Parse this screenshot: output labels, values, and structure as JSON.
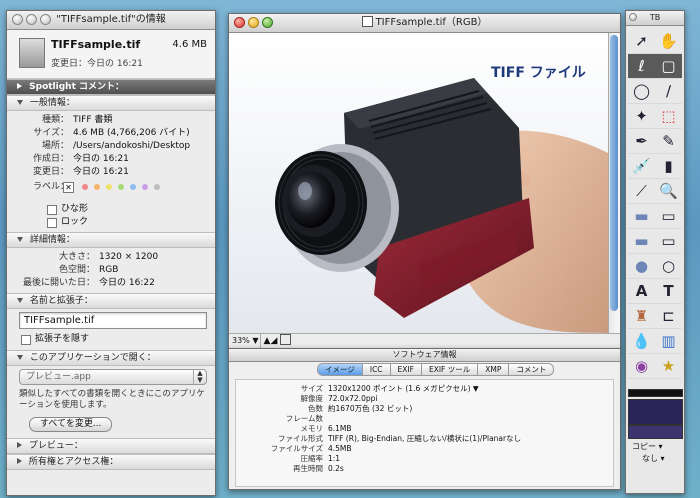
{
  "info_window": {
    "title": "\"TIFFsample.tif\"の情報",
    "file_name": "TIFFsample.tif",
    "file_size": "4.6 MB",
    "modified": "変更日：今日の 16:21",
    "spotlight": "Spotlight コメント：",
    "general": {
      "header": "一般情報：",
      "rows": [
        {
          "k": "種類：",
          "v": "TIFF 書類"
        },
        {
          "k": "サイズ：",
          "v": "4.6 MB (4,766,206 バイト)"
        },
        {
          "k": "場所：",
          "v": "/Users/andokoshi/Desktop"
        },
        {
          "k": "作成日：",
          "v": "今日の 16:21"
        },
        {
          "k": "変更日：",
          "v": "今日の 16:21"
        }
      ],
      "label_caption": "ラベル：",
      "label_x": "✕",
      "label_colors": [
        "#f08a8a",
        "#f3b56a",
        "#eee46b",
        "#a8dd76",
        "#8bbdf0",
        "#c89ee6",
        "#bdbdbd"
      ],
      "stationery": "ひな形",
      "locked": "ロック"
    },
    "details": {
      "header": "詳細情報：",
      "rows": [
        {
          "k": "大きさ：",
          "v": "1320 × 1200"
        },
        {
          "k": "色空間：",
          "v": "RGB"
        },
        {
          "k": "最後に開いた日：",
          "v": "今日の 16:22"
        }
      ]
    },
    "name_ext": {
      "header": "名前と拡張子：",
      "value": "TIFFsample.tif",
      "hide_ext": "拡張子を隠す"
    },
    "open_with": {
      "header": "このアプリケーションで開く：",
      "app": "プレビュー.app",
      "arrows": "▲▼",
      "description": "類似したすべての書類を開くときにこのアプリケーションを使用します。",
      "change_all": "すべてを変更..."
    },
    "preview": "プレビュー：",
    "ownership": "所有権とアクセス権："
  },
  "image_window": {
    "title": "TIFFsample.tif（RGB）",
    "overlay_text": "TIFF ファイル",
    "zoom": "33%",
    "zoom_arrow": "▼"
  },
  "software_info": {
    "title": "ソフトウェア情報",
    "tabs": [
      "イメージ",
      "ICC",
      "EXIF",
      "EXIF ツール",
      "XMP",
      "コメント"
    ],
    "rows": [
      {
        "k": "サイズ",
        "v": "1320x1200 ポイント (1.6 メガピクセル) ▼"
      },
      {
        "k": "解像度",
        "v": "72.0x72.0ppi"
      },
      {
        "k": "色数",
        "v": "約1670万色 (32 ビット)"
      },
      {
        "k": "フレーム数",
        "v": ""
      },
      {
        "k": "メモリ",
        "v": "6.1MB"
      },
      {
        "k": "ファイル形式",
        "v": "TIFF (R), Big-Endian, 圧縮しない/横状に(1)/Planarなし"
      },
      {
        "k": "ファイルサイズ",
        "v": "4.5MB"
      },
      {
        "k": "圧縮率",
        "v": "1:1"
      },
      {
        "k": "再生時間",
        "v": "0.2s"
      }
    ]
  },
  "tools": {
    "title": "TB",
    "copy": "コピー",
    "none": "なし",
    "icons": [
      "arrow",
      "hand",
      "lasso",
      "rect-select",
      "circle",
      "line",
      "magic-wand",
      "rect-outline",
      "pen",
      "pencil",
      "eyedropper",
      "eraser",
      "line-tool",
      "magnifier",
      "rectangle",
      "rectangle-outline",
      "rounded-rect",
      "rounded-rect-outline",
      "ellipse",
      "ellipse-outline",
      "text",
      "text-alt",
      "stamp",
      "clamp",
      "drop",
      "bucket",
      "eye",
      "star"
    ]
  }
}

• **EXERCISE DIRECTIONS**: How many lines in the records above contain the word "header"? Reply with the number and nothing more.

• **THE ANSWER**: 4